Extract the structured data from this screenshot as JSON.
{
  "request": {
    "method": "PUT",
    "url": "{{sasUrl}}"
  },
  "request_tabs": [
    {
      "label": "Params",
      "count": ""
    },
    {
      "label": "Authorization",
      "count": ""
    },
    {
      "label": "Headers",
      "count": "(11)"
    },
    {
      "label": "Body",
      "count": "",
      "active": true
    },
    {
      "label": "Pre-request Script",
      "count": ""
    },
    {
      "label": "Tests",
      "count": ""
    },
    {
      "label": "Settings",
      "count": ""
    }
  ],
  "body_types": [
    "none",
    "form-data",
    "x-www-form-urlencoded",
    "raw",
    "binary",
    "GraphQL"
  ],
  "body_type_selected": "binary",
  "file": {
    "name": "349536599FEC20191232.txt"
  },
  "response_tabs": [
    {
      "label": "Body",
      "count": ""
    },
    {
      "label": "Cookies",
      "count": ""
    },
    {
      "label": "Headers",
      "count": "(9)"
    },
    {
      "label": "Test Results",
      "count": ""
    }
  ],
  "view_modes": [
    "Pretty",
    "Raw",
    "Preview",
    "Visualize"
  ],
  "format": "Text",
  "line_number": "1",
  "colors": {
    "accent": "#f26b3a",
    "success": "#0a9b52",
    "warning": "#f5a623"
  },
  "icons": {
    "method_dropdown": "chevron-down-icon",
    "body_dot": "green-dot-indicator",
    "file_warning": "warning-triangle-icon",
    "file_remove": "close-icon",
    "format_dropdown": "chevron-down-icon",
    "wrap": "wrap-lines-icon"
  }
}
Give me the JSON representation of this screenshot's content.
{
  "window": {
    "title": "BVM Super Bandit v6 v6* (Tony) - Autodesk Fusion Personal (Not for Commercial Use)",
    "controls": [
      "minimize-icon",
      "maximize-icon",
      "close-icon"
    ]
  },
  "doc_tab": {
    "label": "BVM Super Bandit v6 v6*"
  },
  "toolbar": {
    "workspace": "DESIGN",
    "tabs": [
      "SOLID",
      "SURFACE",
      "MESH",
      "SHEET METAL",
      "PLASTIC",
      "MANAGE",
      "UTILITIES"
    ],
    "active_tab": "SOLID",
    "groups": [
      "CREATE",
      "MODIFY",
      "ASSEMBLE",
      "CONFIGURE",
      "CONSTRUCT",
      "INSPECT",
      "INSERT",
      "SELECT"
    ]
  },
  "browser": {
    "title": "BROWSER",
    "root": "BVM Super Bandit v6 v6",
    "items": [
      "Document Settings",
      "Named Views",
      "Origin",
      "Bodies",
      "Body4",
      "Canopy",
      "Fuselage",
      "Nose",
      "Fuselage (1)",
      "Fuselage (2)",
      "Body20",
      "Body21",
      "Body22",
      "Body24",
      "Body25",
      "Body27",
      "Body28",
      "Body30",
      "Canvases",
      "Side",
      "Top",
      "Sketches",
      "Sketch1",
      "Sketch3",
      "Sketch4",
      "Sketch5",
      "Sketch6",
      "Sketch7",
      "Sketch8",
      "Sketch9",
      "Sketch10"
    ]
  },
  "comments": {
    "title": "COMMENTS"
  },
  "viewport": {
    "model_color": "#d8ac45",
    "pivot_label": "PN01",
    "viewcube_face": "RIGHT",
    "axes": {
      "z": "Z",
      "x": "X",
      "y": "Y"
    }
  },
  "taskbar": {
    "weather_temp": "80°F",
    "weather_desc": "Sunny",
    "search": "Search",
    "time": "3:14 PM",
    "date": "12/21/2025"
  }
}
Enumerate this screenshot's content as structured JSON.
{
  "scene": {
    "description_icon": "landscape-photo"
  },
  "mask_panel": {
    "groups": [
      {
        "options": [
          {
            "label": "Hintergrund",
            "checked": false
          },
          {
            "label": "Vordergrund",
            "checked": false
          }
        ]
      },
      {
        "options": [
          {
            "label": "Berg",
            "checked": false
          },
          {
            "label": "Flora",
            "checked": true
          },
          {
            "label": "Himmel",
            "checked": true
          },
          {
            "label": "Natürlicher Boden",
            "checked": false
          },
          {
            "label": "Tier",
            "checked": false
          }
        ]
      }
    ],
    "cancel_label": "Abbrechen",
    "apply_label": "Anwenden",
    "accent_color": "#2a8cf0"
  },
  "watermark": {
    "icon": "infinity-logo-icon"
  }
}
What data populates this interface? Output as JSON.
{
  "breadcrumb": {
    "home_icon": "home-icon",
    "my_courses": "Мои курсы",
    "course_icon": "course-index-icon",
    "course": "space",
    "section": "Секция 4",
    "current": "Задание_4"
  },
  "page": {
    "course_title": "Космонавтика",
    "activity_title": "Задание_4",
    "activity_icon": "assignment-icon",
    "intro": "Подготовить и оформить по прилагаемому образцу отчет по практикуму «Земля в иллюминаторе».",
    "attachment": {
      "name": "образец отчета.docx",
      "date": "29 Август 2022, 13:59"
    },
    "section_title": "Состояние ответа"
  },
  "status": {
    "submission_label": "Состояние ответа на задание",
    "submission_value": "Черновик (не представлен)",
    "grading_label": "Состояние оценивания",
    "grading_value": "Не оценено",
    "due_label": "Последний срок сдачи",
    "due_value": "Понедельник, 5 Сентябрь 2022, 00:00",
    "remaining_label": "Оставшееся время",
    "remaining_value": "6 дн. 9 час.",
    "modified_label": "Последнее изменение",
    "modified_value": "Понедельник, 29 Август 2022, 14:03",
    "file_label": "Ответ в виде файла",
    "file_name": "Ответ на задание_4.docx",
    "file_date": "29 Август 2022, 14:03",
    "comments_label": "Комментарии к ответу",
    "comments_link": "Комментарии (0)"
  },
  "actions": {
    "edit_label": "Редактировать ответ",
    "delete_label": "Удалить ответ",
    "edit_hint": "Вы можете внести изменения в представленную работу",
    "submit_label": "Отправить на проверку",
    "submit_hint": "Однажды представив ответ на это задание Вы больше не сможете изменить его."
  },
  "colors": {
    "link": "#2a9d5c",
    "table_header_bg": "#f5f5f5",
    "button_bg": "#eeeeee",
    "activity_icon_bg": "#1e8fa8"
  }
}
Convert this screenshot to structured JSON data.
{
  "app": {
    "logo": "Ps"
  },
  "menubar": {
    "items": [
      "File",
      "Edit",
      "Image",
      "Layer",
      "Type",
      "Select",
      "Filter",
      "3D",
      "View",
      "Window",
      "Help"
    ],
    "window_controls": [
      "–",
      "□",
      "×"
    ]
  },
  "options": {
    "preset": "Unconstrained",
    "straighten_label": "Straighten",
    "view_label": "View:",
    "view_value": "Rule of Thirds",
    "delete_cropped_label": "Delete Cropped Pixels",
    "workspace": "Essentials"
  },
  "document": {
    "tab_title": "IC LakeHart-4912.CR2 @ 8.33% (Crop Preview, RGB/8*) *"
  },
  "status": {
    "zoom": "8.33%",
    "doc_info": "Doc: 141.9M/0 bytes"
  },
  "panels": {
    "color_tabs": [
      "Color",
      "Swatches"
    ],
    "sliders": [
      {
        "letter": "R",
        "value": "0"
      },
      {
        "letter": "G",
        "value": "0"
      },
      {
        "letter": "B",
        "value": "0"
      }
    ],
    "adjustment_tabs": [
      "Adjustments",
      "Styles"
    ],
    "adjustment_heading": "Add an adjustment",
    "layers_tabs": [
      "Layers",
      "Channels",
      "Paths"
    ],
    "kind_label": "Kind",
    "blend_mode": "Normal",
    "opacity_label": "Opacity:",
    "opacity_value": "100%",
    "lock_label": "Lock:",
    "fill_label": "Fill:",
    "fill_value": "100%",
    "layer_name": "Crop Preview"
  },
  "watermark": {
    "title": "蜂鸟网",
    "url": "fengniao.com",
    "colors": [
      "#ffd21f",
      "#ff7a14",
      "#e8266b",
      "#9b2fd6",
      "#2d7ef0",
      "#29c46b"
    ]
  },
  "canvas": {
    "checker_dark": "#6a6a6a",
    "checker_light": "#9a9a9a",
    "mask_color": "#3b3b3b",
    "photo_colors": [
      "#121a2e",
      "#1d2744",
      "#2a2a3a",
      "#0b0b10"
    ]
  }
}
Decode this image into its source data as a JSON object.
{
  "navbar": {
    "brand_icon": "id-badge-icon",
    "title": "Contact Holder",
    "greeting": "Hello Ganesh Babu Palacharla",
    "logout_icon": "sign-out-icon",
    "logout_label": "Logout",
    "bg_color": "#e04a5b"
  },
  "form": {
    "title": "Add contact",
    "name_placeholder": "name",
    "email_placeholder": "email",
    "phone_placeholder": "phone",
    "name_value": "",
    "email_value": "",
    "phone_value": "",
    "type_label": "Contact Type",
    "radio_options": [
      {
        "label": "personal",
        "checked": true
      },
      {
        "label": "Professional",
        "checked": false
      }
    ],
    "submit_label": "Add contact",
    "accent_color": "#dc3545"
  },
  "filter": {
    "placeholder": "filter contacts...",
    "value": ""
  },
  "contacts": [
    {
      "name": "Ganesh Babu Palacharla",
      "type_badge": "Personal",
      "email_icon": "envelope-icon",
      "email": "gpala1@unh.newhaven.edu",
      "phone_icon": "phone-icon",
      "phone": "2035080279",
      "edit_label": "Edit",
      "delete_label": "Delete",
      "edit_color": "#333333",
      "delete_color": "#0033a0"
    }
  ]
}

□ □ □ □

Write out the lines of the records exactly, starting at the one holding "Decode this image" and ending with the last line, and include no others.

* **EXERCISE RESPONSE**
Decode this image into its source data as a JSON object.
{
  "navbar": {
    "brand_icon": "id-badge-icon",
    "title": "Contact Holder",
    "greeting": "Hello Ganesh Babu Palacharla",
    "logout_icon": "sign-out-icon",
    "logout_label": "Logout",
    "bg_color": "#e04a5b"
  },
  "form": {
    "title": "Add contact",
    "name_placeholder": "name",
    "email_placeholder": "email",
    "phone_placeholder": "phone",
    "name_value": "",
    "email_value": "",
    "phone_value": "",
    "type_label": "Contact Type",
    "radio_options": [
      {
        "label": "personal",
        "checked": true
      },
      {
        "label": "Professional",
        "checked": false
      }
    ],
    "submit_label": "Add contact",
    "accent_color": "#dc3545"
  },
  "filter": {
    "placeholder": "filter contacts...",
    "value": ""
  },
  "contacts": [
    {
      "name": "Ganesh Babu Palacharla",
      "type_badge": "Personal",
      "email_icon": "envelope-icon",
      "email": "gpala1@unh.newhaven.edu",
      "phone_icon": "phone-icon",
      "phone": "2035080279",
      "edit_label": "Edit",
      "delete_label": "Delete",
      "edit_color": "#333333",
      "delete_color": "#0033a0"
    }
  ]
}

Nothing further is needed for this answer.